We are so busy we hardly have time to look at the people we love, even in our own household, and to look at ourselves. Society is organized in a way that even when we have some leisure time, we don’t know how to use it to get back in touch with ourselves. We have millions of ways to lose this precious time — we turn on the TV or pick up the phone, or start the car and go somewhere. We are not used to being with ourselves, and we act as if we don’t like ourselves and are trying to escape from ourselves. Meditation is to be aware of what is going on — in our bodies, in our feelings, in our minds, and in the world …” – Thich Nhat Hahn
The holidays have come and gone. What we call the “time of giving” has swept past, and we have moved into a new year. Sometimes it is hard to remember that the act of giving can continue on past the festivities and traditions of the holidays. With the economic state, maybe giving will take on a new meaning. This is an opportunity to give in a way that is quiet and without expectation. What if we wake up and decide to be kind and helpful to as many people as we can in that one day, every day throughout the year?

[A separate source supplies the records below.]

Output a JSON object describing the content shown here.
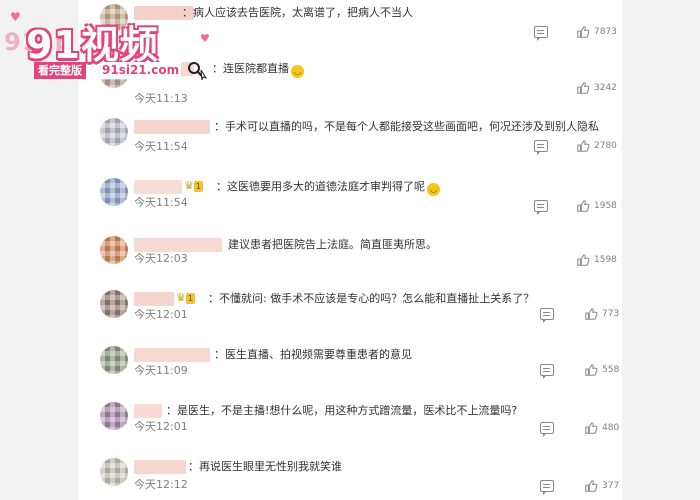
{
  "comments": [
    {
      "text": "病人应该去告医院，太离谱了，把病人不当人",
      "time": "",
      "likes": "7873",
      "avatar_color": "#c9a98c",
      "name_color": "#f4c9c0"
    },
    {
      "text": "连医院都直播",
      "time": "今天11:13",
      "likes": "3242",
      "avatar_color": "#b9a596",
      "name_color": "#f6d2c8",
      "emoji": true
    },
    {
      "text": "手术可以直播的吗，不是每个人都能接受这些画面吧，何况还涉及到别人隐私",
      "time": "今天11:54",
      "likes": "2780",
      "avatar_color": "#b8bcc6",
      "name_color": "#f5cdc5"
    },
    {
      "text": "这医德要用多大的道德法庭才审判得了呢",
      "time": "今天11:54",
      "likes": "1958",
      "avatar_color": "#8fa6cf",
      "name_color": "#f7d6cf",
      "vip_level": "1",
      "emoji": true
    },
    {
      "text": "建议患者把医院告上法庭。简直匪夷所思。",
      "time": "今天12:03",
      "likes": "1598",
      "avatar_color": "#d9885a",
      "name_color": "#f6d4cc"
    },
    {
      "text": "不懂就问: 做手术不应该是专心的吗？怎么能和直播扯上关系了？",
      "time": "今天12:01",
      "likes": "773",
      "avatar_color": "#9b7f78",
      "name_color": "#f5cec6",
      "vip_level": "1"
    },
    {
      "text": "医生直播、拍视频需要尊重患者的意见",
      "time": "今天11:09",
      "likes": "558",
      "avatar_color": "#8f9c86",
      "name_color": "#f6d2ca"
    },
    {
      "text": "是医生，不是主播!想什么呢，用这种方式蹭流量，医术比不上流量吗?",
      "time": "今天12:01",
      "likes": "480",
      "avatar_color": "#a68aa8",
      "name_color": "#f7d3cb"
    },
    {
      "text": "再说医生眼里无性别我就笑谁",
      "time": "今天12:12",
      "likes": "377",
      "avatar_color": "#c8c2b6",
      "name_color": "#f5cfc7"
    }
  ],
  "watermark": {
    "logo_ghost": "91sp",
    "logo": "91视频",
    "tag": "看完整版",
    "url": "91si21.com"
  },
  "icons": {
    "reply": "comment-bubble-icon",
    "like": "thumbs-up-icon",
    "search": "search-icon",
    "heart": "heart-icon"
  },
  "colors": {
    "text": "#333333",
    "meta": "#808080",
    "watermark_accent": "#e3437a"
  }
}
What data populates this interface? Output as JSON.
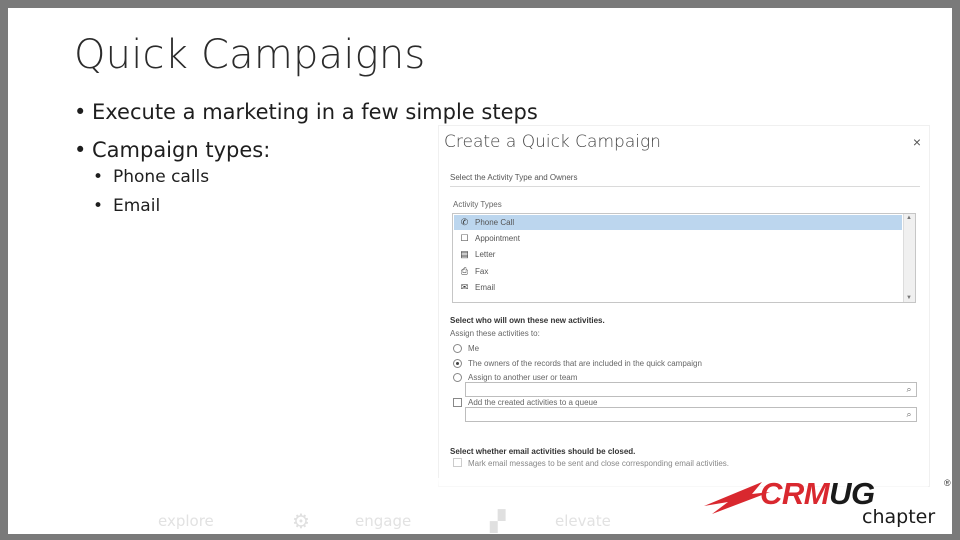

Our daughter was given an assignment in school to perform random acts of kindness and to keep track of them. Recently, we got two feet of snow; it was a state of emergency. It took us a day, but we did shovel ourselves out. Our daughter took her shovel and went to the neighbor to see if she could help to shovel them out. The ripple effect of that kindness is tangible. So, why don’t we all make it our assignment? As Mother Teresa says, we need to do small things with great love.
Rodney’s mom was in her last weeks, and a friend who had recently lost her mother gave us the best advice. She said, “Give what is the most difficult to give: your time. It’s all she really wants.” We did listen to this advice, and it really was for the best. Rod’s mom passed away a couple of weeks ago, and we will never forget the time that we got to spend with her. It was truly a gift.
Our busyness has become chronic. What are we going to do with this one precious life? If we don’t stop and get to know ourselves and realize what is precious, we will die without having lived — what a wasted opportunity. One of the best ways that we know of to get to know yourself and then act accordingly is to stop and sit. Meditation will give us perspective. And it doesn’t cost anything.
Starting now, let’s perform random acts of kindness. Let’s step off the treadmill and sit quietly with ourselves, and then give the gift worth giving and that is our precious time. Let’s spread the love.